Whatever it is, make sure it’s clear, and measure your decisions and outline (for the night) around that end. Judge your “success” by the depth of their sharing rather than by the laundry list of facts they share.
A Word of Encouragement
Thank you, in advance, for all you do to open God’s living Word to and with our young people. It’s hard work, but the gift you are giving them will remain with them long after they’re sitting on the floor of your parish center.
You can do this. There are a thousand ways to improve, so take them one at a time. The Encounter and T3 studies I’ve authored through Ascension are the culmination not only of some successes but the result of countless failures I’ve enjoyed over the years. I continue to learn from them. I pray these resources will help you avoid making some of the same. God bless our (collective) efforts!
This article was first published on The Great Adventure Blog on January 16, 2014 as “Avoid These Awkward Mistakes: 5 Tips for Leading a Teen Bible Study”. It was modified on October 9, 2018.
You May Also Like:
10 Questions to Ask Yourself When Leading a Teen Bible Study
The Ultimate Guide to Running a Catholic Bible Study
Is There Such a Thing as a User-Friendly Bible?
About Mark Hart
Mark Hart is the best-selling and award-winning author of more than a dozen books and is the author and lead presenter of T3: The Teen Timeline(a teen Bible study program), Encounter (a pre-teen Bible study program), and Altaration. A graduate of the University of Notre Dame, he serves as executive vice president of Life Teen International.
Can you give an example to #3 of a type of question that is not open-ended or passive? I guess that’s all I’m used to using and I agree with the reaction mostly – crickets. So can you give examples of how you ask questions differently?
I would also like to know the answer to that question
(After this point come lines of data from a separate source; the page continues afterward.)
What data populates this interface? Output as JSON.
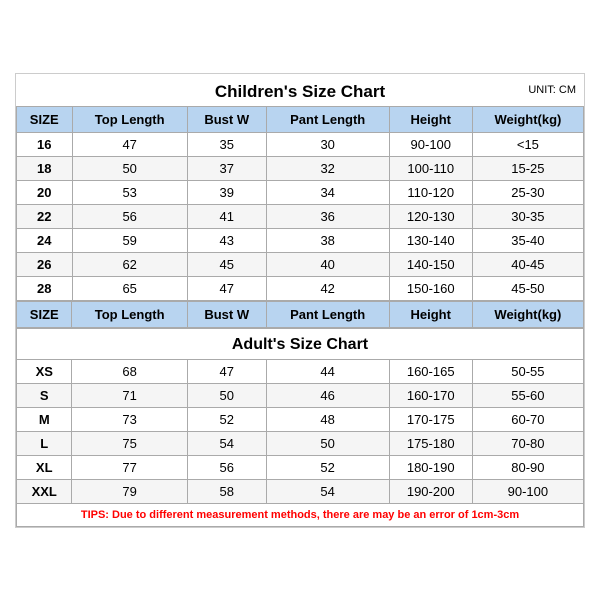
{
  "page": {
    "children_title": "Children's Size Chart",
    "adults_title": "Adult's Size Chart",
    "unit": "UNIT: CM",
    "tips": "TIPS: Due to different measurement methods, there are may be an error of 1cm-3cm",
    "headers": [
      "SIZE",
      "Top Length",
      "Bust W",
      "Pant Length",
      "Height",
      "Weight(kg)"
    ],
    "children_rows": [
      [
        "16",
        "47",
        "35",
        "30",
        "90-100",
        "<15"
      ],
      [
        "18",
        "50",
        "37",
        "32",
        "100-110",
        "15-25"
      ],
      [
        "20",
        "53",
        "39",
        "34",
        "110-120",
        "25-30"
      ],
      [
        "22",
        "56",
        "41",
        "36",
        "120-130",
        "30-35"
      ],
      [
        "24",
        "59",
        "43",
        "38",
        "130-140",
        "35-40"
      ],
      [
        "26",
        "62",
        "45",
        "40",
        "140-150",
        "40-45"
      ],
      [
        "28",
        "65",
        "47",
        "42",
        "150-160",
        "45-50"
      ]
    ],
    "adult_rows": [
      [
        "XS",
        "68",
        "47",
        "44",
        "160-165",
        "50-55"
      ],
      [
        "S",
        "71",
        "50",
        "46",
        "160-170",
        "55-60"
      ],
      [
        "M",
        "73",
        "52",
        "48",
        "170-175",
        "60-70"
      ],
      [
        "L",
        "75",
        "54",
        "50",
        "175-180",
        "70-80"
      ],
      [
        "XL",
        "77",
        "56",
        "52",
        "180-190",
        "80-90"
      ],
      [
        "XXL",
        "79",
        "58",
        "54",
        "190-200",
        "90-100"
      ]
    ]
  }
}
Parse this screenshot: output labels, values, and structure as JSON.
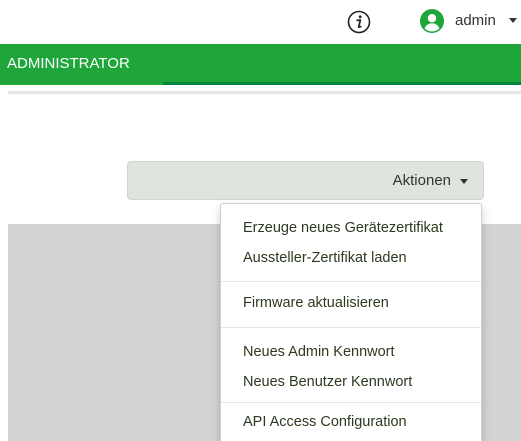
{
  "header": {
    "user_name": "admin",
    "info_icon": "info-icon",
    "user_icon": "user-circle-icon"
  },
  "nav": {
    "tabs": [
      {
        "label": "ADMINISTRATOR"
      }
    ]
  },
  "actions": {
    "label": "Aktionen"
  },
  "menu": {
    "items": [
      "Erzeuge neues Gerätezertifikat",
      "Aussteller-Zertifikat laden",
      "Firmware aktualisieren",
      "Neues Admin Kennwort",
      "Neues Benutzer Kennwort",
      "API Access Configuration"
    ]
  },
  "colors": {
    "accent": "#1fa63b",
    "accent_dark": "#00843d"
  }
}
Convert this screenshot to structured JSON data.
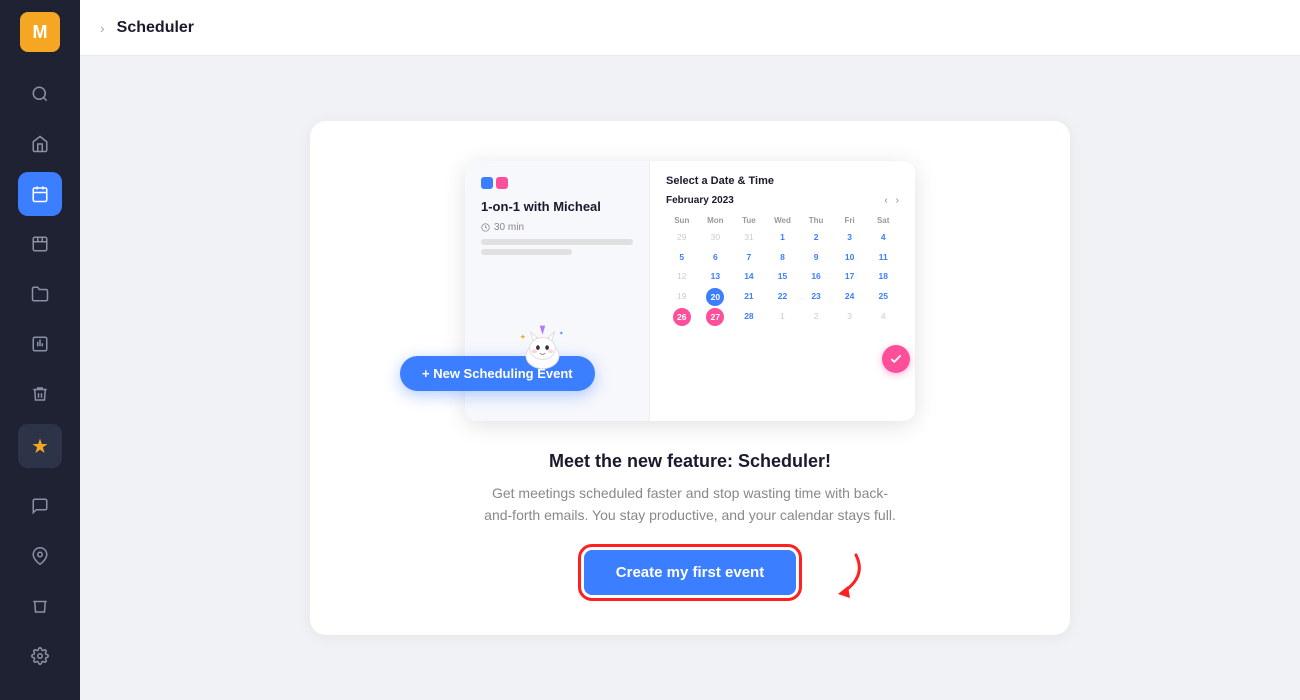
{
  "app": {
    "title": "Scheduler",
    "user_initial": "M"
  },
  "sidebar": {
    "items": [
      {
        "icon": "🔍",
        "name": "search",
        "active": false
      },
      {
        "icon": "🏠",
        "name": "home",
        "active": false
      },
      {
        "icon": "📋",
        "name": "scheduler",
        "active": true
      },
      {
        "icon": "📅",
        "name": "calendar",
        "active": false
      },
      {
        "icon": "📁",
        "name": "folder",
        "active": false
      },
      {
        "icon": "📊",
        "name": "reports",
        "active": false
      },
      {
        "icon": "🗑",
        "name": "trash",
        "active": false
      }
    ],
    "bottom_items": [
      {
        "icon": "💬",
        "name": "chat"
      },
      {
        "icon": "📍",
        "name": "location"
      },
      {
        "icon": "🗑",
        "name": "delete"
      },
      {
        "icon": "⚙",
        "name": "settings"
      }
    ],
    "sparkle_label": "✦"
  },
  "calendar_mockup": {
    "title": "Select a Date & Time",
    "month": "February 2023",
    "event_title": "1-on-1 with Micheal",
    "duration": "30 min",
    "day_headers": [
      "Sun",
      "Mon",
      "Tue",
      "Wed",
      "Thu",
      "Fri",
      "Sat"
    ],
    "days": [
      {
        "label": "29",
        "type": "other"
      },
      {
        "label": "30",
        "type": "other"
      },
      {
        "label": "31",
        "type": "other"
      },
      {
        "label": "1",
        "type": "current"
      },
      {
        "label": "2",
        "type": "highlight"
      },
      {
        "label": "3",
        "type": "highlight"
      },
      {
        "label": "4",
        "type": "highlight"
      },
      {
        "label": "5",
        "type": "highlight"
      },
      {
        "label": "6",
        "type": "highlight"
      },
      {
        "label": "7",
        "type": "highlight"
      },
      {
        "label": "8",
        "type": "highlight"
      },
      {
        "label": "9",
        "type": "highlight"
      },
      {
        "label": "10",
        "type": "highlight"
      },
      {
        "label": "11",
        "type": "highlight"
      },
      {
        "label": "12",
        "type": "current"
      },
      {
        "label": "13",
        "type": "highlight"
      },
      {
        "label": "14",
        "type": "highlight"
      },
      {
        "label": "15",
        "type": "highlight"
      },
      {
        "label": "16",
        "type": "highlight"
      },
      {
        "label": "17",
        "type": "highlight"
      },
      {
        "label": "18",
        "type": "highlight"
      },
      {
        "label": "19",
        "type": "current"
      },
      {
        "label": "20",
        "type": "today"
      },
      {
        "label": "21",
        "type": "highlight"
      },
      {
        "label": "22",
        "type": "highlight"
      },
      {
        "label": "23",
        "type": "highlight"
      },
      {
        "label": "24",
        "type": "highlight"
      },
      {
        "label": "25",
        "type": "highlight"
      },
      {
        "label": "26",
        "type": "selected"
      },
      {
        "label": "27",
        "type": "selected"
      },
      {
        "label": "28",
        "type": "highlight"
      },
      {
        "label": "1",
        "type": "other"
      },
      {
        "label": "2",
        "type": "other"
      },
      {
        "label": "3",
        "type": "other"
      },
      {
        "label": "4",
        "type": "other"
      }
    ]
  },
  "new_event_btn": "+ New Scheduling Event",
  "feature": {
    "title": "Meet the new feature: Scheduler!",
    "description": "Get meetings scheduled faster and stop wasting time with back-and-forth emails. You stay productive, and your calendar stays full."
  },
  "cta": {
    "label": "Create my first event"
  }
}
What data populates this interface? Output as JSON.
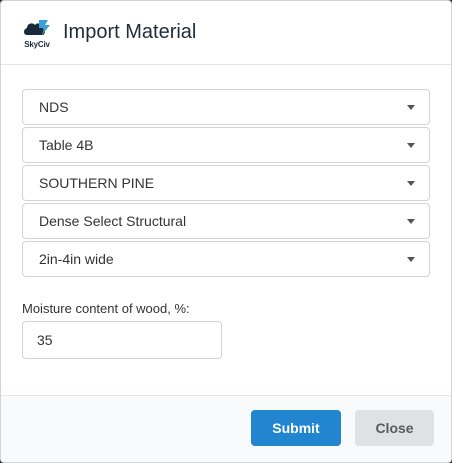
{
  "dialog": {
    "title": "Import Material",
    "logo_text": "SkyCiv"
  },
  "selects": [
    {
      "value": "NDS"
    },
    {
      "value": "Table 4B"
    },
    {
      "value": "SOUTHERN PINE"
    },
    {
      "value": "Dense Select Structural"
    },
    {
      "value": "2in-4in wide"
    }
  ],
  "moisture": {
    "label": "Moisture content of wood, %:",
    "value": "35"
  },
  "footer": {
    "submit_label": "Submit",
    "close_label": "Close"
  },
  "colors": {
    "primary": "#2185d0",
    "secondary": "#e0e1e2",
    "logo_cloud": "#1b2a3a",
    "logo_accent": "#3aa0d8"
  }
}
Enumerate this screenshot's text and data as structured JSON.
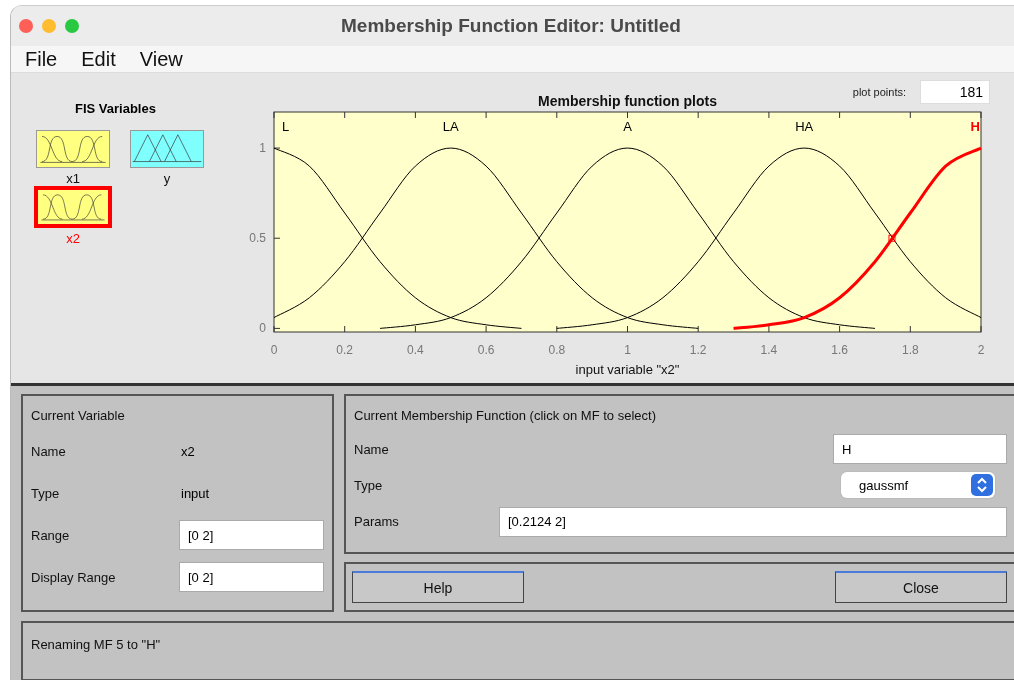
{
  "window": {
    "title": "Membership Function Editor: Untitled"
  },
  "menu": [
    "File",
    "Edit",
    "View"
  ],
  "fis_variables": {
    "title": "FIS Variables",
    "items": [
      {
        "name": "x1",
        "kind": "gauss",
        "selected": false
      },
      {
        "name": "y",
        "kind": "tri",
        "selected": false
      },
      {
        "name": "x2",
        "kind": "gauss",
        "selected": true
      }
    ]
  },
  "plot_points": {
    "label": "plot points:",
    "value": "181"
  },
  "chart": {
    "chart_data": {
      "type": "line",
      "title": "Membership function plots",
      "xlabel": "input variable \"x2\"",
      "x": [
        0,
        0.1,
        0.2,
        0.3,
        0.4,
        0.5,
        0.6,
        0.7,
        0.8,
        0.9,
        1,
        1.1,
        1.2,
        1.3,
        1.4,
        1.5,
        1.6,
        1.7,
        1.8,
        1.9,
        2
      ],
      "xlim": [
        0,
        2
      ],
      "ylim": [
        -0.02,
        1.2
      ],
      "xticks": [
        0,
        0.2,
        0.4,
        0.6,
        0.8,
        1,
        1.2,
        1.4,
        1.6,
        1.8,
        2
      ],
      "yticks": [
        0,
        0.5,
        1
      ],
      "series": [
        {
          "name": "L",
          "color": "#000000",
          "values": [
            1,
            0.9,
            0.64,
            0.37,
            0.17,
            0.06,
            0.02,
            0,
            null,
            null,
            null,
            null,
            null,
            null,
            null,
            null,
            null,
            null,
            null,
            null,
            null
          ]
        },
        {
          "name": "LA",
          "color": "#000000",
          "values": [
            0.06,
            0.17,
            0.37,
            0.64,
            0.9,
            1,
            0.9,
            0.64,
            0.37,
            0.17,
            0.06,
            0.02,
            0,
            null,
            null,
            null,
            null,
            null,
            null,
            null,
            null
          ]
        },
        {
          "name": "A",
          "color": "#000000",
          "values": [
            null,
            null,
            null,
            0,
            0.02,
            0.06,
            0.17,
            0.37,
            0.64,
            0.9,
            1,
            0.9,
            0.64,
            0.37,
            0.17,
            0.06,
            0.02,
            0,
            null,
            null,
            null
          ]
        },
        {
          "name": "HA",
          "color": "#000000",
          "values": [
            null,
            null,
            null,
            null,
            null,
            null,
            null,
            null,
            0,
            0.02,
            0.06,
            0.17,
            0.37,
            0.64,
            0.9,
            1,
            0.9,
            0.64,
            0.37,
            0.17,
            0.06
          ]
        },
        {
          "name": "H",
          "color": "#ff0000",
          "values": [
            null,
            null,
            null,
            null,
            null,
            null,
            null,
            null,
            null,
            null,
            null,
            null,
            null,
            0,
            0.02,
            0.06,
            0.17,
            0.37,
            0.64,
            0.9,
            1
          ]
        }
      ]
    },
    "mf_states": [
      {
        "selected": false
      },
      {
        "selected": false
      },
      {
        "selected": false
      },
      {
        "selected": false
      },
      {
        "selected": true
      }
    ]
  },
  "current_variable": {
    "title": "Current Variable",
    "fields": [
      {
        "label": "Name",
        "value": "x2",
        "kind": "text"
      },
      {
        "label": "Type",
        "value": "input",
        "kind": "text"
      },
      {
        "label": "Range",
        "value": "[0 2]",
        "kind": "input"
      },
      {
        "label": "Display Range",
        "value": "[0 2]",
        "kind": "input"
      }
    ]
  },
  "current_mf": {
    "title": "Current Membership Function (click on MF to select)",
    "name_label": "Name",
    "name_value": "H",
    "type_label": "Type",
    "type_value": "gaussmf",
    "params_label": "Params",
    "params_value": "[0.2124 2]"
  },
  "buttons": [
    "Help",
    "Close"
  ],
  "status": "Renaming MF 5 to \"H\""
}
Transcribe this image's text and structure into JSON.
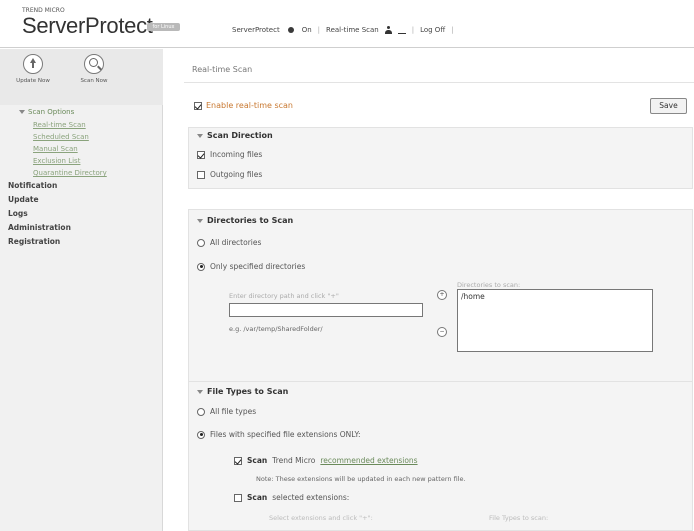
{
  "header": {
    "brand_small": "TREND MICRO",
    "brand": "ServerProtect",
    "brand_badge": "for Linux",
    "nav": {
      "realtime_status_prefix": "ServerProtect",
      "realtime_status_value": "On",
      "realtime_scan_link": "Real-time Scan",
      "logoff": "Log Off"
    }
  },
  "sidebar": {
    "tools": [
      {
        "label": "Update Now",
        "icon": "update-arrow-icon"
      },
      {
        "label": "Scan Now",
        "icon": "magnifier-icon"
      }
    ],
    "scan_options_label": "Scan Options",
    "scan_options_items": [
      "Real-time Scan",
      "Scheduled Scan",
      "Manual Scan",
      "Exclusion List",
      "Quarantine Directory"
    ],
    "top_items": [
      "Notification",
      "Update",
      "Logs",
      "Administration",
      "Registration"
    ]
  },
  "main": {
    "title": "Real-time Scan",
    "enable_label": "Enable real-time scan",
    "save_label": "Save",
    "scan_direction": {
      "heading": "Scan Direction",
      "incoming": "Incoming files",
      "outgoing": "Outgoing files"
    },
    "directories": {
      "heading": "Directories to Scan",
      "all": "All directories",
      "specified": "Only specified directories",
      "enter_label": "Enter directory path and click \"+\"",
      "example": "e.g. /var/temp/SharedFolder/",
      "list_label": "Directories to scan:",
      "list_values": [
        "/home"
      ]
    },
    "file_types": {
      "heading": "File Types to Scan",
      "all": "All file types",
      "specified": "Files with specified file extensions ONLY:",
      "scan_recommended_bold": "Scan",
      "scan_recommended_text": "Trend Micro",
      "scan_recommended_link": "recommended extensions",
      "note": "Note: These extensions will be updated in each new pattern file.",
      "scan_selected_bold": "Scan",
      "scan_selected_text": "selected extensions:",
      "faded_left": "Select extensions and click \"+\":",
      "faded_right": "File Types to scan:"
    }
  },
  "colors": {
    "accent_orange": "#c87830",
    "link_green": "#6a8a5a",
    "sidebar_bg": "#f1f1f1"
  }
}
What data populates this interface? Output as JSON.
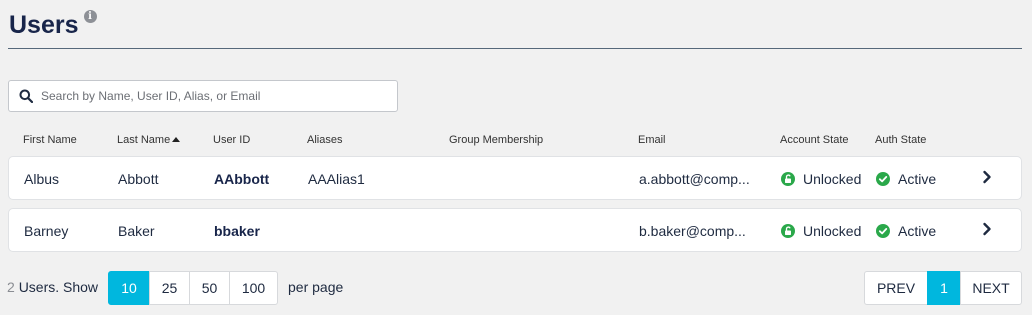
{
  "header": {
    "title": "Users",
    "info_icon": "info-icon"
  },
  "search": {
    "placeholder": "Search by Name, User ID, Alias, or Email",
    "value": ""
  },
  "columns": {
    "first_name": "First Name",
    "last_name": "Last Name",
    "user_id": "User ID",
    "aliases": "Aliases",
    "group_membership": "Group Membership",
    "email": "Email",
    "account_state": "Account State",
    "auth_state": "Auth State",
    "sorted_by": "Last Name",
    "sort_direction": "ascending"
  },
  "rows": [
    {
      "first_name": "Albus",
      "last_name": "Abbott",
      "user_id": "AAbbott",
      "aliases": "AAAlias1",
      "group_membership": "",
      "email": "a.abbott@comp...",
      "account_state": "Unlocked",
      "auth_state": "Active"
    },
    {
      "first_name": "Barney",
      "last_name": "Baker",
      "user_id": "bbaker",
      "aliases": "",
      "group_membership": "",
      "email": "b.baker@comp...",
      "account_state": "Unlocked",
      "auth_state": "Active"
    }
  ],
  "footer": {
    "count": "2",
    "users_show": "Users. Show",
    "page_sizes": [
      "10",
      "25",
      "50",
      "100"
    ],
    "selected_page_size": "10",
    "per_page": "per page",
    "prev": "PREV",
    "current_page": "1",
    "next": "NEXT"
  },
  "colors": {
    "accent": "#00b7de",
    "status_green": "#2aa84a",
    "title": "#18254a"
  }
}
Thanks for the question! Passive questions often begin with “Did you…” or “Have you…” or “When you…” but often put the teen in a position to answer (or avoid answering) with a mere “yes” or “no.” More engaging questions often begin with “What do you think…” or “Why is the…” as they necessitate a thoughtful response. For example, asking “Have you ever thought about David and Goliath’s fight before?” will not draw the same response as, “What do you think was going through David’s mind when he approached the battlefield?” Another example might be, “Have you ever stopped to consider what it was like for Mary to encounter an angel?” or (the better) “What do you think Mary saw that day when the Angel Gabriel came to her? Describe it.” I hope this helps!